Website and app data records
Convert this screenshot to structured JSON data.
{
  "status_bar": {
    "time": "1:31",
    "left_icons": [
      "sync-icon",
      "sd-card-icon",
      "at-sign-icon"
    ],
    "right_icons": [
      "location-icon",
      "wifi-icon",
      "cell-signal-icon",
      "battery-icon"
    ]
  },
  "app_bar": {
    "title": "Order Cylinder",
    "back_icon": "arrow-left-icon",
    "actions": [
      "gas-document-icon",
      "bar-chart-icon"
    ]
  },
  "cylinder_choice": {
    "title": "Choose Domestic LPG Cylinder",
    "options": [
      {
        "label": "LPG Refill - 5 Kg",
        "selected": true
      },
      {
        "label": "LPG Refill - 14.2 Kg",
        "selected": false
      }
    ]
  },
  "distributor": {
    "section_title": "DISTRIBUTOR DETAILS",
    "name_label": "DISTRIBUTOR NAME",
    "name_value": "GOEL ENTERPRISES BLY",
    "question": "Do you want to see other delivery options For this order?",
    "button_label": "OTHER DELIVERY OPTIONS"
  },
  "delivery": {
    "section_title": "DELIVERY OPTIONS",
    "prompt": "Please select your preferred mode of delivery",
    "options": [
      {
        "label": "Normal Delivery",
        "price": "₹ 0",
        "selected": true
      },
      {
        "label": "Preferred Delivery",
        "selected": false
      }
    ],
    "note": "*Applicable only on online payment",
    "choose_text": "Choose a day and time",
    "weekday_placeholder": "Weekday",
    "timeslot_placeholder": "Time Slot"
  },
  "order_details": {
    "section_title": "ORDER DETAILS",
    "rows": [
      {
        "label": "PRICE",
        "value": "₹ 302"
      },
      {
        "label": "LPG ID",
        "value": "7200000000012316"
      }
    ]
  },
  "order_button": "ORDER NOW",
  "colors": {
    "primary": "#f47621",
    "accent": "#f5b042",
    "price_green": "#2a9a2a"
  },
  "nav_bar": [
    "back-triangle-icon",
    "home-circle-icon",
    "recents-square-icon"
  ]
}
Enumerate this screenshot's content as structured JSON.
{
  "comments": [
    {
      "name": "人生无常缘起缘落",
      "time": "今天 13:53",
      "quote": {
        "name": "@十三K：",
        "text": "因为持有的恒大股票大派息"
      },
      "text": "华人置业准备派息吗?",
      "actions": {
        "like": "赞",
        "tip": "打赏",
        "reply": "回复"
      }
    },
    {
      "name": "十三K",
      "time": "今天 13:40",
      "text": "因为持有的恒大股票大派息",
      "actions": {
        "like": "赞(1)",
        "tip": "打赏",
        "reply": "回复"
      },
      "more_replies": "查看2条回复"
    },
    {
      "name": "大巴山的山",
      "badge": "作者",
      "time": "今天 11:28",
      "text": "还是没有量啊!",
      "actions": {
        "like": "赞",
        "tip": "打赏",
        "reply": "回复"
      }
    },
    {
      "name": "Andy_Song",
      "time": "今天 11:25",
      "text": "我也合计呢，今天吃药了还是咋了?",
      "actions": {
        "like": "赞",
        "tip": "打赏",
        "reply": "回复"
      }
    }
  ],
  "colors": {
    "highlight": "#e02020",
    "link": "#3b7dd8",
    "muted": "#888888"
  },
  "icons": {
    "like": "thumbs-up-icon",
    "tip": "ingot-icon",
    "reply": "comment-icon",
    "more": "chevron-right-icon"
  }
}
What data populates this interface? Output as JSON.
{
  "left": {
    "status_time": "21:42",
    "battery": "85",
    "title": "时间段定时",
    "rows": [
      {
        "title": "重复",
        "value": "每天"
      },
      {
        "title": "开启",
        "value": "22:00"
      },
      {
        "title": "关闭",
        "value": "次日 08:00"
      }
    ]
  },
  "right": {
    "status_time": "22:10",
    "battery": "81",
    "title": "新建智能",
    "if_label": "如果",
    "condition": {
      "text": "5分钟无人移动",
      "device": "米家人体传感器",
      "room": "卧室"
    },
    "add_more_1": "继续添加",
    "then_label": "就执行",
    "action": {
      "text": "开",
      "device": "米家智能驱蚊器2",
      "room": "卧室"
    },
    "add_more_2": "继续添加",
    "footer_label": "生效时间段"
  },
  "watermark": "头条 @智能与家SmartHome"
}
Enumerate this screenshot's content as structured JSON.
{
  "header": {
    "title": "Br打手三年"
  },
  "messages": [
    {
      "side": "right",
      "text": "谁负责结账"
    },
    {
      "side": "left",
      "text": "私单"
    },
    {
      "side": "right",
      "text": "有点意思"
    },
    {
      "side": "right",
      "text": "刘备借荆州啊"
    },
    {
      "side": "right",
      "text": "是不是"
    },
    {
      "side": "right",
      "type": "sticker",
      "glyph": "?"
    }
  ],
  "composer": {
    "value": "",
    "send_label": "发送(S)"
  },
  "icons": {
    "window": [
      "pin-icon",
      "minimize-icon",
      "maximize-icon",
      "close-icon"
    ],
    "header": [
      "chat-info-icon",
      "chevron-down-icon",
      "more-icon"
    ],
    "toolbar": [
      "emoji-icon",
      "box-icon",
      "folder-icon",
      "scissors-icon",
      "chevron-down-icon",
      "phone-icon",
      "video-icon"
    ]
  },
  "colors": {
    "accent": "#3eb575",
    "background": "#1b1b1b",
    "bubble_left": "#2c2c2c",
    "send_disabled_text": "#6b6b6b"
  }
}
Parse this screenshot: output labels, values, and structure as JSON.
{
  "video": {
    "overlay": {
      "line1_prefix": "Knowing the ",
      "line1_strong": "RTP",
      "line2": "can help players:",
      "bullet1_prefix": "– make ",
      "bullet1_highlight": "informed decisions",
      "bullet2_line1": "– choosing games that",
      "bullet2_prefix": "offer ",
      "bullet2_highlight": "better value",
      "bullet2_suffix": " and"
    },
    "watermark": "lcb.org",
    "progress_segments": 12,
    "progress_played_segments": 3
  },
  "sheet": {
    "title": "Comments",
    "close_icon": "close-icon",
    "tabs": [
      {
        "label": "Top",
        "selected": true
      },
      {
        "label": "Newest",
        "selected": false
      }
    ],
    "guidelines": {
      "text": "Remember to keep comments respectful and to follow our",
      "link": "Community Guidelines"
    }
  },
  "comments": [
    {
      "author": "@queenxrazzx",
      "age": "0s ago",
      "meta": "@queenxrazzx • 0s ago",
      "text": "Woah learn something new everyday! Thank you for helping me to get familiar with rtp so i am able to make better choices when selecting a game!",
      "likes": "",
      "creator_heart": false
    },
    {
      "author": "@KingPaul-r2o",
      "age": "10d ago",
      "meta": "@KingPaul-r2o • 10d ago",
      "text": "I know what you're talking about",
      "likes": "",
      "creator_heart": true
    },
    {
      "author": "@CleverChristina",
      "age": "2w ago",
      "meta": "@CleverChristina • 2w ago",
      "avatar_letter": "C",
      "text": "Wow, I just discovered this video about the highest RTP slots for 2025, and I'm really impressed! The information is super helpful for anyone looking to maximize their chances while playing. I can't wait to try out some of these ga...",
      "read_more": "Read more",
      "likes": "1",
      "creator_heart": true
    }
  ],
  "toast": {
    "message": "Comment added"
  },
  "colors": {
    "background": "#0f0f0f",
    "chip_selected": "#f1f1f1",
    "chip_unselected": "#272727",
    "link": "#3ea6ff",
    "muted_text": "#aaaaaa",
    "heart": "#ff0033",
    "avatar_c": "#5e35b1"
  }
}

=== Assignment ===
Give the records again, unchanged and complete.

=== Exercise solution ===
Convert this screenshot to structured JSON data.
{
  "status_bar": {
    "time": "1:31",
    "left_icons": [
      "sync-icon",
      "sd-card-icon",
      "at-sign-icon"
    ],
    "right_icons": [
      "location-icon",
      "wifi-icon",
      "cell-signal-icon",
      "battery-icon"
    ]
  },
  "app_bar": {
    "title": "Order Cylinder",
    "back_icon": "arrow-left-icon",
    "actions": [
      "gas-document-icon",
      "bar-chart-icon"
    ]
  },
  "cylinder_choice": {
    "title": "Choose Domestic LPG Cylinder",
    "options": [
      {
        "label": "LPG Refill - 5 Kg",
        "selected": true
      },
      {
        "label": "LPG Refill - 14.2 Kg",
        "selected": false
      }
    ]
  },
  "distributor": {
    "section_title": "DISTRIBUTOR DETAILS",
    "name_label": "DISTRIBUTOR NAME",
    "name_value": "GOEL ENTERPRISES BLY",
    "question": "Do you want to see other delivery options For this order?",
    "button_label": "OTHER DELIVERY OPTIONS"
  },
  "delivery": {
    "section_title": "DELIVERY OPTIONS",
    "prompt": "Please select your preferred mode of delivery",
    "options": [
      {
        "label": "Normal Delivery",
        "price": "₹ 0",
        "selected": true
      },
      {
        "label": "Preferred Delivery",
        "selected": false
      }
    ],
    "note": "*Applicable only on online payment",
    "choose_text": "Choose a day and time",
    "weekday_placeholder": "Weekday",
    "timeslot_placeholder": "Time Slot"
  },
  "order_details": {
    "section_title": "ORDER DETAILS",
    "rows": [
      {
        "label": "PRICE",
        "value": "₹ 302"
      },
      {
        "label": "LPG ID",
        "value": "7200000000012316"
      }
    ]
  },
  "order_button": "ORDER NOW",
  "colors": {
    "primary": "#f47621",
    "accent": "#f5b042",
    "price_green": "#2a9a2a"
  },
  "nav_bar": [
    "back-triangle-icon",
    "home-circle-icon",
    "recents-square-icon"
  ]
}
Enumerate this screenshot's content as structured JSON.
{
  "comments": [
    {
      "name": "人生无常缘起缘落",
      "time": "今天 13:53",
      "quote": {
        "name": "@十三K：",
        "text": "因为持有的恒大股票大派息"
      },
      "text": "华人置业准备派息吗?",
      "actions": {
        "like": "赞",
        "tip": "打赏",
        "reply": "回复"
      }
    },
    {
      "name": "十三K",
      "time": "今天 13:40",
      "text": "因为持有的恒大股票大派息",
      "actions": {
        "like": "赞(1)",
        "tip": "打赏",
        "reply": "回复"
      },
      "more_replies": "查看2条回复"
    },
    {
      "name": "大巴山的山",
      "badge": "作者",
      "time": "今天 11:28",
      "text": "还是没有量啊!",
      "actions": {
        "like": "赞",
        "tip": "打赏",
        "reply": "回复"
      }
    },
    {
      "name": "Andy_Song",
      "time": "今天 11:25",
      "text": "我也合计呢，今天吃药了还是咋了?",
      "actions": {
        "like": "赞",
        "tip": "打赏",
        "reply": "回复"
      }
    }
  ],
  "colors": {
    "highlight": "#e02020",
    "link": "#3b7dd8",
    "muted": "#888888"
  },
  "icons": {
    "like": "thumbs-up-icon",
    "tip": "ingot-icon",
    "reply": "comment-icon",
    "more": "chevron-right-icon"
  }
}
What data populates this interface? Output as JSON.
{
  "left": {
    "status_time": "21:42",
    "battery": "85",
    "title": "时间段定时",
    "rows": [
      {
        "title": "重复",
        "value": "每天"
      },
      {
        "title": "开启",
        "value": "22:00"
      },
      {
        "title": "关闭",
        "value": "次日 08:00"
      }
    ]
  },
  "right": {
    "status_time": "22:10",
    "battery": "81",
    "title": "新建智能",
    "if_label": "如果",
    "condition": {
      "text": "5分钟无人移动",
      "device": "米家人体传感器",
      "room": "卧室"
    },
    "add_more_1": "继续添加",
    "then_label": "就执行",
    "action": {
      "text": "开",
      "device": "米家智能驱蚊器2",
      "room": "卧室"
    },
    "add_more_2": "继续添加",
    "footer_label": "生效时间段"
  },
  "watermark": "头条 @智能与家SmartHome"
}
Enumerate this screenshot's content as structured JSON.
{
  "header": {
    "title": "Br打手三年"
  },
  "messages": [
    {
      "side": "right",
      "text": "谁负责结账"
    },
    {
      "side": "left",
      "text": "私单"
    },
    {
      "side": "right",
      "text": "有点意思"
    },
    {
      "side": "right",
      "text": "刘备借荆州啊"
    },
    {
      "side": "right",
      "text": "是不是"
    },
    {
      "side": "right",
      "type": "sticker",
      "glyph": "?"
    }
  ],
  "composer": {
    "value": "",
    "send_label": "发送(S)"
  },
  "icons": {
    "window": [
      "pin-icon",
      "minimize-icon",
      "maximize-icon",
      "close-icon"
    ],
    "header": [
      "chat-info-icon",
      "chevron-down-icon",
      "more-icon"
    ],
    "toolbar": [
      "emoji-icon",
      "box-icon",
      "folder-icon",
      "scissors-icon",
      "chevron-down-icon",
      "phone-icon",
      "video-icon"
    ]
  },
  "colors": {
    "accent": "#3eb575",
    "background": "#1b1b1b",
    "bubble_left": "#2c2c2c",
    "send_disabled_text": "#6b6b6b"
  }
}
Parse this screenshot: output labels, values, and structure as JSON.
{
  "video": {
    "overlay": {
      "line1_prefix": "Knowing the ",
      "line1_strong": "RTP",
      "line2": "can help players:",
      "bullet1_prefix": "– make ",
      "bullet1_highlight": "informed decisions",
      "bullet2_line1": "– choosing games that",
      "bullet2_prefix": "offer ",
      "bullet2_highlight": "better value",
      "bullet2_suffix": " and"
    },
    "watermark": "lcb.org",
    "progress_segments": 12,
    "progress_played_segments": 3
  },
  "sheet": {
    "title": "Comments",
    "close_icon": "close-icon",
    "tabs": [
      {
        "label": "Top",
        "selected": true
      },
      {
        "label": "Newest",
        "selected": false
      }
    ],
    "guidelines": {
      "text": "Remember to keep comments respectful and to follow our",
      "link": "Community Guidelines"
    }
  },
  "comments": [
    {
      "author": "@queenxrazzx",
      "age": "0s ago",
      "meta": "@queenxrazzx • 0s ago",
      "text": "Woah learn something new everyday! Thank you for helping me to get familiar with rtp so i am able to make better choices when selecting a game!",
      "likes": "",
      "creator_heart": false
    },
    {
      "author": "@KingPaul-r2o",
      "age": "10d ago",
      "meta": "@KingPaul-r2o • 10d ago",
      "text": "I know what you're talking about",
      "likes": "",
      "creator_heart": true
    },
    {
      "author": "@CleverChristina",
      "age": "2w ago",
      "meta": "@CleverChristina • 2w ago",
      "avatar_letter": "C",
      "text": "Wow, I just discovered this video about the highest RTP slots for 2025, and I'm really impressed! The information is super helpful for anyone looking to maximize their chances while playing. I can't wait to try out some of these ga...",
      "read_more": "Read more",
      "likes": "1",
      "creator_heart": true
    }
  ],
  "toast": {
    "message": "Comment added"
  },
  "colors": {
    "background": "#0f0f0f",
    "chip_selected": "#f1f1f1",
    "chip_unselected": "#272727",
    "link": "#3ea6ff",
    "muted_text": "#aaaaaa",
    "heart": "#ff0033",
    "avatar_c": "#5e35b1"
  }
}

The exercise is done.